Destructive behaviour

Destructive Behaviour Tips


Chewing, digging and rolling in mud are natural dog behaviours. Give your dog an opportunity to express them.


Use barriers and a lead to control your dog’s behaviour and ensure destructive behaviours are not due to boredom or anxiety,


Give your dog appropriate stimulation with exercise, training and games.

Understand messy behaviour

Digging! Chewing! Rolling in mud or poo!!
Stop thinking of behaviours such as digging or chewing as destructive. Yes, they cause destruction but that’s on human terms. Dogs are just performing natural behaviours. They may also be doing these behaviours due to boredom or anxiety.
 
Digging
Digging is a natural canine behaviour. Dogs dig to find a cool spot in summer or a warm spot in winter. They dig to find grubs or roots to eat. They dig as fun, to help you with the gardening. They dig because they are bored. They dig because they are alone and anxious.
As this is an instinctive canine behaviour, it will be difficult to stop your dog digging. Instead you may have more success in satisfying your dog’s need to dig. 
 
Chewing
Chewing is a normal behaviour in dogs. All puppies chew and dogs explore their world using their mouths. Dogs may also chew when they have mouth, gum or digestive problems. Have a teeth check with your vet. Your dog may also be chewing due to boredom or separation anxiety.
 
Rolling in mud poo
Some dogs just love to roll in mud or animal poo. This may be, in the case of mud, to keep cool or to remove itchy parasites. Rolling in poo may be an evolutionary behaviour to disguise their canine smell and cover themselves in the scent of their potential prey. ‘Poo perfume’!

Solutions for destructive behaviour

Preventing destructive behaviours
Managing destructive behaviours will not cure the unwanted behaviour but it will control it enough to prevent it happening.
Some management strategies include:

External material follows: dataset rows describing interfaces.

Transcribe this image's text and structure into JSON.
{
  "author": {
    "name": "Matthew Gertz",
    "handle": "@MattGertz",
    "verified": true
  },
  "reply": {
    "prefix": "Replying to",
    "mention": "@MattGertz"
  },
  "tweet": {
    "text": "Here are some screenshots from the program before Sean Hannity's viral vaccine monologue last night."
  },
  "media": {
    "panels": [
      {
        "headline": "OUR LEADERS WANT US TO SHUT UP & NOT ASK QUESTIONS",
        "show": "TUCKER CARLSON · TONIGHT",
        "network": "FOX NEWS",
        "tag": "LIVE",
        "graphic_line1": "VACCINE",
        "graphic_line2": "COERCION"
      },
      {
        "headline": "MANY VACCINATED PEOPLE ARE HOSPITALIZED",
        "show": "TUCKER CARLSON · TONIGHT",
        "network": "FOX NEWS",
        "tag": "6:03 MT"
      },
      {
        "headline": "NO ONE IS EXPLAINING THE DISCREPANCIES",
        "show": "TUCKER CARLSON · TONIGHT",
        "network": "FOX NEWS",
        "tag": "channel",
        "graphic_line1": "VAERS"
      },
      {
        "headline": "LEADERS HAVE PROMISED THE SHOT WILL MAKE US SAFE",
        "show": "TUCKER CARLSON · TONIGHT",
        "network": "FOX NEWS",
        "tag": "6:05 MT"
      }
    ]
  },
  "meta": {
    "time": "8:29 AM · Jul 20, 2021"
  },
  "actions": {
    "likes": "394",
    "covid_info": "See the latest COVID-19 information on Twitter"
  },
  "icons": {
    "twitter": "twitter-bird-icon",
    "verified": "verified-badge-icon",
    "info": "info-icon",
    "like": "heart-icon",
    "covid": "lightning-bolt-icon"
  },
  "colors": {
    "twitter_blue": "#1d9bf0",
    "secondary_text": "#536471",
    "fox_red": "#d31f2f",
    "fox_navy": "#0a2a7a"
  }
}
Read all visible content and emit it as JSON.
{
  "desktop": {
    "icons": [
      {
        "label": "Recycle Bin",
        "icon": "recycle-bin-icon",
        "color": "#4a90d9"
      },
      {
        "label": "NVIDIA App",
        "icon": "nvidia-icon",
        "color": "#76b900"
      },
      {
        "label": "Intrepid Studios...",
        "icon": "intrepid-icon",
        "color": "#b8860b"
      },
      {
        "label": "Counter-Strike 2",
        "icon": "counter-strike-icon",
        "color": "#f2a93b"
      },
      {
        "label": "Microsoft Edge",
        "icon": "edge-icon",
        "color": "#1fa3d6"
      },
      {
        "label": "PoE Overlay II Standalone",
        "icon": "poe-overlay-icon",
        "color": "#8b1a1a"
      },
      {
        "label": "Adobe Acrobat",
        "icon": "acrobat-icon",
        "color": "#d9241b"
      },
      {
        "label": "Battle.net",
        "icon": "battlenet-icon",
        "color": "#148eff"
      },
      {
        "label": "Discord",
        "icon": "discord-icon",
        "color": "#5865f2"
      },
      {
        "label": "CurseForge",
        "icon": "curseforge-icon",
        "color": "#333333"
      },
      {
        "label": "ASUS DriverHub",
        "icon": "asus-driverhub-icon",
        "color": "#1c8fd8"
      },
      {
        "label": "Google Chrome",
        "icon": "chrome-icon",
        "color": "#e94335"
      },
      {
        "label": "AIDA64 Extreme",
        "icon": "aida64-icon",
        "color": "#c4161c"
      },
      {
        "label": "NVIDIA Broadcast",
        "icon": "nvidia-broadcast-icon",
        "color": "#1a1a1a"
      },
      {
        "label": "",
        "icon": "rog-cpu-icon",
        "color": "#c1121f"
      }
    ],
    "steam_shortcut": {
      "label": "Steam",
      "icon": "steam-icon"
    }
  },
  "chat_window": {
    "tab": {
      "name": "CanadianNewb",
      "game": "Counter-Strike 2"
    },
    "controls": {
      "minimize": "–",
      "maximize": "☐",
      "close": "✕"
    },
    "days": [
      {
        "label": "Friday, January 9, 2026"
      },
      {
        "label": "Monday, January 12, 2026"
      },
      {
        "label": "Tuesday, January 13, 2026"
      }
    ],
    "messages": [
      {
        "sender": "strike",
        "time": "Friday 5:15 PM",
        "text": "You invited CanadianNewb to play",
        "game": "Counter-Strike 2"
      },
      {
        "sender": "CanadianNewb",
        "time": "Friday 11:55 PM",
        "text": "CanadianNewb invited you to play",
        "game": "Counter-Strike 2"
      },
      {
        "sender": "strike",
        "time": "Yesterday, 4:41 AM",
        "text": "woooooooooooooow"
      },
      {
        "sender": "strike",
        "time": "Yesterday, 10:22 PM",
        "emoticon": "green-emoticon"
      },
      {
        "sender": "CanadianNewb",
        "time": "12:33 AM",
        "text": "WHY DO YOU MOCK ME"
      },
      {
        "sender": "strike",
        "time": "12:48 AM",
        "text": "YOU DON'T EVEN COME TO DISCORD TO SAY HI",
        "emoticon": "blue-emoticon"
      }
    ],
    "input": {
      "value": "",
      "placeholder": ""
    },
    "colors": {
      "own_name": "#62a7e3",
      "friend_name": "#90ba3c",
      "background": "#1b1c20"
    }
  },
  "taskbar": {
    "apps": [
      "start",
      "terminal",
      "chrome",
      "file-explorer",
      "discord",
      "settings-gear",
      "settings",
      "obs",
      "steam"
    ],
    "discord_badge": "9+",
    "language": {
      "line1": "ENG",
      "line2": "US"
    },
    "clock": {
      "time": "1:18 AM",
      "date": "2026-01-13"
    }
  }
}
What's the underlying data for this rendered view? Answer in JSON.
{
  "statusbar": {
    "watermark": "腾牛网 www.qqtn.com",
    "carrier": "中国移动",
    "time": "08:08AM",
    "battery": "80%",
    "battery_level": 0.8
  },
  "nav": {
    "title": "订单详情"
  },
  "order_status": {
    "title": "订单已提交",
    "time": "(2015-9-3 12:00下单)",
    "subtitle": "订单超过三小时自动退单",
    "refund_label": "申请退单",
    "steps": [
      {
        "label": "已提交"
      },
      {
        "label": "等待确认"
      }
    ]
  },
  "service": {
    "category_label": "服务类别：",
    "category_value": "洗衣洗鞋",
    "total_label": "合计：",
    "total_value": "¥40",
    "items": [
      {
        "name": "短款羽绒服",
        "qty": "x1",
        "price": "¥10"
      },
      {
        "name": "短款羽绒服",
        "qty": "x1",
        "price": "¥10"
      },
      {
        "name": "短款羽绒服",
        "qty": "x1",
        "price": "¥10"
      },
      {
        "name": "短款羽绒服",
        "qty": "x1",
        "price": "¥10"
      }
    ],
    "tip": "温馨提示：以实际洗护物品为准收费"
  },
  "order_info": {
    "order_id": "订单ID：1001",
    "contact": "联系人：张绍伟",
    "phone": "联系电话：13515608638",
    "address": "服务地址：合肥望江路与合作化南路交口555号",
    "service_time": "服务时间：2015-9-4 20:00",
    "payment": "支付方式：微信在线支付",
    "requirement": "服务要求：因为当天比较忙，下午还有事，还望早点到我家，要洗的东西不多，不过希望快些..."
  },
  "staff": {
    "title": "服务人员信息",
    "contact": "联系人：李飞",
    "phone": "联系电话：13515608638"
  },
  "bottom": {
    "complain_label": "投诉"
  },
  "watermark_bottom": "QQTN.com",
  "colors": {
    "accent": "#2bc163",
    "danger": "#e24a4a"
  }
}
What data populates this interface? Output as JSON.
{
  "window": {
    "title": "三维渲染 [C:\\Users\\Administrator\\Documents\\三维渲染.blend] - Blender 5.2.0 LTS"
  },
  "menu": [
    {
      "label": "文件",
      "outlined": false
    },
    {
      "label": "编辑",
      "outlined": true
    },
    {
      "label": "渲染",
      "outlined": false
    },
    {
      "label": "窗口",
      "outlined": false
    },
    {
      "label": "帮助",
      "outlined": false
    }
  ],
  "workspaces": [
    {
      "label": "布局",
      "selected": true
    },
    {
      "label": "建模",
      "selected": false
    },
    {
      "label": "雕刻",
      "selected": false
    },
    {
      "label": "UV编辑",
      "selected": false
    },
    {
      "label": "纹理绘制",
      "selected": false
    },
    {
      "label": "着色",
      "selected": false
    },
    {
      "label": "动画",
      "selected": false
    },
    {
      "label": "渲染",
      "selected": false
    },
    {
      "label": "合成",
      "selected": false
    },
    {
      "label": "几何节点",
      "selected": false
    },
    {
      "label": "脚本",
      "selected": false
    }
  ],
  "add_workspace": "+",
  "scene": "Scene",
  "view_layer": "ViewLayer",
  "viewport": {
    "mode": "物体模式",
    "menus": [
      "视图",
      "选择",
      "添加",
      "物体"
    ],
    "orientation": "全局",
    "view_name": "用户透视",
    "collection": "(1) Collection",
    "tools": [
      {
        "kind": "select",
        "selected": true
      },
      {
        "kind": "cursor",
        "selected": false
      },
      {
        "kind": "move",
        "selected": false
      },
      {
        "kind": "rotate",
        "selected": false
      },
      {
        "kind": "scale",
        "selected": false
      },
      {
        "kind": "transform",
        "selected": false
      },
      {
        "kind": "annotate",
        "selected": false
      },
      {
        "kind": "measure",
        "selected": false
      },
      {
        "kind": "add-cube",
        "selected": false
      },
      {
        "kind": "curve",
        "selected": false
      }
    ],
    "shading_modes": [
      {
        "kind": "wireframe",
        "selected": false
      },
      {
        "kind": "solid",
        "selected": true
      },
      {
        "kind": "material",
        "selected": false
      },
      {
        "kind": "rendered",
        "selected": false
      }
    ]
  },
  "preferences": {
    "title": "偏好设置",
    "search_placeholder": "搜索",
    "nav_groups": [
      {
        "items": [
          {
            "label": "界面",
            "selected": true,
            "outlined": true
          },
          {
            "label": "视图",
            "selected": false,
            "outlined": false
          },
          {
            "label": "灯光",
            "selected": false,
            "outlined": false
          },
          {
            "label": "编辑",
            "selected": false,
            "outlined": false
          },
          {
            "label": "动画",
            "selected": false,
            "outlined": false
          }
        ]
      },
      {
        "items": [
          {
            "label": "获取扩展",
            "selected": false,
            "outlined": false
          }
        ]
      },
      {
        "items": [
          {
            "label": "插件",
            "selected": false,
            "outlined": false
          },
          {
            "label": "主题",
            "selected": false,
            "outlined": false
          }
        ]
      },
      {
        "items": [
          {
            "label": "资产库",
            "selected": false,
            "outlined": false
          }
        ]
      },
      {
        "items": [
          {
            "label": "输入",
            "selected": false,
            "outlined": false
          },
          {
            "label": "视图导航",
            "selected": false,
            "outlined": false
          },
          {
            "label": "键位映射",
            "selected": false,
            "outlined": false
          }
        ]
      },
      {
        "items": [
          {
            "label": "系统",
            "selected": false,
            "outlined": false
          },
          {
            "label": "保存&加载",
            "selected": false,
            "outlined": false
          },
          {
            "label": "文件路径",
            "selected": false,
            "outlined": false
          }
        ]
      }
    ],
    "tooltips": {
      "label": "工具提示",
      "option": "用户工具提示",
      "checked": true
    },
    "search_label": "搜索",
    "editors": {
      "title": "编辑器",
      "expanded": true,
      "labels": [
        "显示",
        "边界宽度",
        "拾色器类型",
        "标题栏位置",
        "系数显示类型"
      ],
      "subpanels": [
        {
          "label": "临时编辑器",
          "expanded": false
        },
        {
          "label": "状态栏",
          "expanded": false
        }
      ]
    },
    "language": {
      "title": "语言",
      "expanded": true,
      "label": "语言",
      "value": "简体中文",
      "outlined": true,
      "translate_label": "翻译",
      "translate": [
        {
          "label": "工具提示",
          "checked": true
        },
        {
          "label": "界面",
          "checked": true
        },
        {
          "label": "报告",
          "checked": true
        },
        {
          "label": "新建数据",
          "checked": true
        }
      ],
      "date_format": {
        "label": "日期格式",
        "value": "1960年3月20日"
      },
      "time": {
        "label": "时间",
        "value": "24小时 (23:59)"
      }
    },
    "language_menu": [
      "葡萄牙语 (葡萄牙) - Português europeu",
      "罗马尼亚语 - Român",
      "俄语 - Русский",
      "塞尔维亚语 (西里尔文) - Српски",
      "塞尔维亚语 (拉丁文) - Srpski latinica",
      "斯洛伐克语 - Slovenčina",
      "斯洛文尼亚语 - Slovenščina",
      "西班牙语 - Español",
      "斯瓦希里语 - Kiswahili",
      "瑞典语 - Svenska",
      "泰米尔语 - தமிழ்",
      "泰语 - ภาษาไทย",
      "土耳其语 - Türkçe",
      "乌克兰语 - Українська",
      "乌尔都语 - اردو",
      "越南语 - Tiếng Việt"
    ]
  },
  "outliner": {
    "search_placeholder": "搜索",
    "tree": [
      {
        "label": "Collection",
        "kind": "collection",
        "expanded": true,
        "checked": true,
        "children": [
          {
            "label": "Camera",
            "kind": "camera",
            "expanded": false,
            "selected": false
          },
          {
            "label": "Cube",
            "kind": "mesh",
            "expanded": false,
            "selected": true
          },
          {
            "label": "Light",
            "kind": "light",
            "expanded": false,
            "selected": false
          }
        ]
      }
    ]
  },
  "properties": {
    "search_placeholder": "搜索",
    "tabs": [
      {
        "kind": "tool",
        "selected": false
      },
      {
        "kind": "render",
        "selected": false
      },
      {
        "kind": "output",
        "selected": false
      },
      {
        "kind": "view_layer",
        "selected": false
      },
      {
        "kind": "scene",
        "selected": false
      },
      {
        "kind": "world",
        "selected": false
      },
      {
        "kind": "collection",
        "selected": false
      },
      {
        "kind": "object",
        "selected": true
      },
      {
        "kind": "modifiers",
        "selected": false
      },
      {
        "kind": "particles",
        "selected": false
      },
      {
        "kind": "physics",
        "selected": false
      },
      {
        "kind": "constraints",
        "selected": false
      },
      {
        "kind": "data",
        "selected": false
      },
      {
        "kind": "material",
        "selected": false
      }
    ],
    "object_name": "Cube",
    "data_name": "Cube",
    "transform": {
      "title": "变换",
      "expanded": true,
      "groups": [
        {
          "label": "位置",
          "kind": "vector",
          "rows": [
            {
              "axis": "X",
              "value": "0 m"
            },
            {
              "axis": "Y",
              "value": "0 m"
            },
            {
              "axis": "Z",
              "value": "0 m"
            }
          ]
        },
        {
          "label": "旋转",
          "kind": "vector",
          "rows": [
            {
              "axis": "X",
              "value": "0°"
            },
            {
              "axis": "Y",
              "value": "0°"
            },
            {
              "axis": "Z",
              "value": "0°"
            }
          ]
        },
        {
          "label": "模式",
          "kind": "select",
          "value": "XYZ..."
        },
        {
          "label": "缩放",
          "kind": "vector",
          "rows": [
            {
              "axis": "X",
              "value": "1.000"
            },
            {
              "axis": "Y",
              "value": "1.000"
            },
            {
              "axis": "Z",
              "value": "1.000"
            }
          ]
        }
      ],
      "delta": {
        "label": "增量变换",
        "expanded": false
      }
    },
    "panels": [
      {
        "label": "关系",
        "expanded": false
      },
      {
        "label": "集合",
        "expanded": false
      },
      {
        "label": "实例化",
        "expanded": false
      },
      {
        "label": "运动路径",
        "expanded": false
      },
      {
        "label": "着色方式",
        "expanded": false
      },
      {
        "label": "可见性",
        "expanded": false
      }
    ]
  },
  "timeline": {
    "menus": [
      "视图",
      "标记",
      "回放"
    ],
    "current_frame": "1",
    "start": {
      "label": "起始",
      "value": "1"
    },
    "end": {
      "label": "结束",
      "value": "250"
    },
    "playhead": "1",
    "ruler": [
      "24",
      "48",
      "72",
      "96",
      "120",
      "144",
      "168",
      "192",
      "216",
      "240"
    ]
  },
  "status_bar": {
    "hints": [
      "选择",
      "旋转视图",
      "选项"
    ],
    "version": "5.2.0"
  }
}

  • Shutting doors and/or building barriers to precious areas
  • Keeping your dog on a lead when you need to control their behaviour
  • Providing more outlets for your dog’s energy eg. canine sports, training, toys, games, walks
  • Using other services eg. dog walker, doggy daycare

Solving destruction
Long-term solutions require you to understand the cause of your dog’s unwanted behaviour.

Natural behaviour: If your dog is performing natural canine behaviours, albeit you don’t like them, you will not be able to stop them. Instead you must satisfy their need. So build a digging spot, Give them exercise. Satisfy their drive to dig, roll in mud, get wet or pound the pavements.

Boredom: If your dog is destructive due to boredom, you need to get more activities into their lives.

Anxiety: If your dog is destructive due to anxiety, you need to reduce the anxiety in their lives.

Digging Solutions
Dogs who dig instinctively are often difficult to stop. Trying to do so will only make you frustrated!
 
  • Provide appropriate digging spots such as a sandpit or a half clam-shell filled with sand. Encourage your dog to dig there by placing toys and treats in the sand. 
  • If you have a dog-friendly beach nearby, take your dog there regularly and allow them to dig to their heart’s content. 
  • Dogs may also dig to find a cool spot of relax in summer and a warm spot in winter. Provide suitable resting spots for your dog, if this is the reason your dog digs.
  • Dogs may also dig to relieve boredom or anxiety at being alone. Provide lots of exercise and mental stimulation for your dog.

Chewing solutions
Dogs need to chew, not only when they are puppies. Their strong canine jaws need an outlet for their energy and, if no appropriate chewable items are present, dogs will seek their own.

Supply your dog with a range of chewable items of different sizes and textures. If your dog gets bored with toys easily, rotate these around on a daily basis. If your dog hasn’t seen a toy for 5 days it’s like getting a new one.

Give your dog a variety of food treats to occupy their mouth. This is great when they have to be left alone. An occupied mouth is a quiet one. Ensure, however, that whatever items you leave your dog with, they are safe.

Oh and be as tidy as you can! Shut doors or place precious belongings away, out of your dog’s reach.